[WHAT THE TASK ASKS] In your copy, include every line of the records exactly and no picture at all.

(Web page and app entries)
- - - -

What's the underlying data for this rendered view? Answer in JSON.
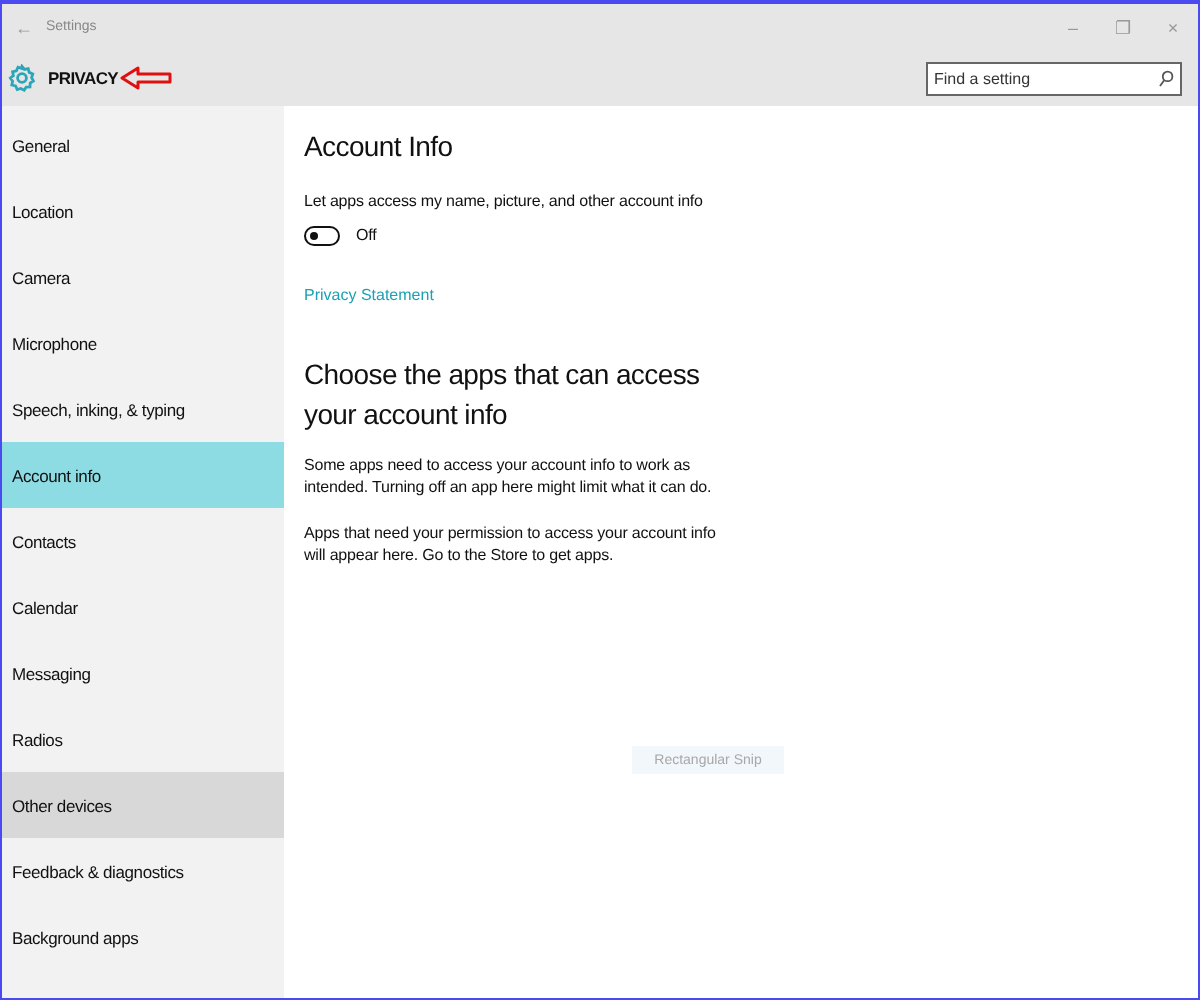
{
  "window": {
    "title": "Settings",
    "back": "←",
    "minimize": "–",
    "maximize": "❐",
    "close": "×"
  },
  "header": {
    "title": "PRIVACY",
    "search": {
      "placeholder": "Find a setting"
    }
  },
  "sidebar": {
    "items": [
      {
        "label": "General",
        "selected": false,
        "hovered": false
      },
      {
        "label": "Location",
        "selected": false,
        "hovered": false
      },
      {
        "label": "Camera",
        "selected": false,
        "hovered": false
      },
      {
        "label": "Microphone",
        "selected": false,
        "hovered": false
      },
      {
        "label": "Speech, inking, & typing",
        "selected": false,
        "hovered": false
      },
      {
        "label": "Account info",
        "selected": true,
        "hovered": false
      },
      {
        "label": "Contacts",
        "selected": false,
        "hovered": false
      },
      {
        "label": "Calendar",
        "selected": false,
        "hovered": false
      },
      {
        "label": "Messaging",
        "selected": false,
        "hovered": false
      },
      {
        "label": "Radios",
        "selected": false,
        "hovered": false
      },
      {
        "label": "Other devices",
        "selected": false,
        "hovered": true
      },
      {
        "label": "Feedback & diagnostics",
        "selected": false,
        "hovered": false
      },
      {
        "label": "Background apps",
        "selected": false,
        "hovered": false
      }
    ]
  },
  "content": {
    "heading": "Account Info",
    "setting_label": "Let apps access my name, picture, and other account info",
    "toggle": {
      "on": false,
      "state_label": "Off"
    },
    "link": "Privacy Statement",
    "section_heading": "Choose the apps that can access your account info",
    "paragraphs": [
      "Some apps need to access your account info to work as intended. Turning off an app here might limit what it can do.",
      "Apps that need your permission to access your account info will appear here. Go to the Store to get apps."
    ],
    "snip_button": "Rectangular Snip"
  }
}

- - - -

[WRITTEN RESPONSE]
What's the underlying data for this rendered view? Answer in JSON.
{
  "window": {
    "title": "Settings",
    "back": "←",
    "minimize": "–",
    "maximize": "❐",
    "close": "×"
  },
  "header": {
    "title": "PRIVACY",
    "search": {
      "placeholder": "Find a setting"
    }
  },
  "sidebar": {
    "items": [
      {
        "label": "General",
        "selected": false,
        "hovered": false
      },
      {
        "label": "Location",
        "selected": false,
        "hovered": false
      },
      {
        "label": "Camera",
        "selected": false,
        "hovered": false
      },
      {
        "label": "Microphone",
        "selected": false,
        "hovered": false
      },
      {
        "label": "Speech, inking, & typing",
        "selected": false,
        "hovered": false
      },
      {
        "label": "Account info",
        "selected": true,
        "hovered": false
      },
      {
        "label": "Contacts",
        "selected": false,
        "hovered": false
      },
      {
        "label": "Calendar",
        "selected": false,
        "hovered": false
      },
      {
        "label": "Messaging",
        "selected": false,
        "hovered": false
      },
      {
        "label": "Radios",
        "selected": false,
        "hovered": false
      },
      {
        "label": "Other devices",
        "selected": false,
        "hovered": true
      },
      {
        "label": "Feedback & diagnostics",
        "selected": false,
        "hovered": false
      },
      {
        "label": "Background apps",
        "selected": false,
        "hovered": false
      }
    ]
  },
  "content": {
    "heading": "Account Info",
    "setting_label": "Let apps access my name, picture, and other account info",
    "toggle": {
      "on": false,
      "state_label": "Off"
    },
    "link": "Privacy Statement",
    "section_heading": "Choose the apps that can access your account info",
    "paragraphs": [
      "Some apps need to access your account info to work as intended. Turning off an app here might limit what it can do.",
      "Apps that need your permission to access your account info will appear here. Go to the Store to get apps."
    ],
    "snip_button": "Rectangular Snip"
  }
}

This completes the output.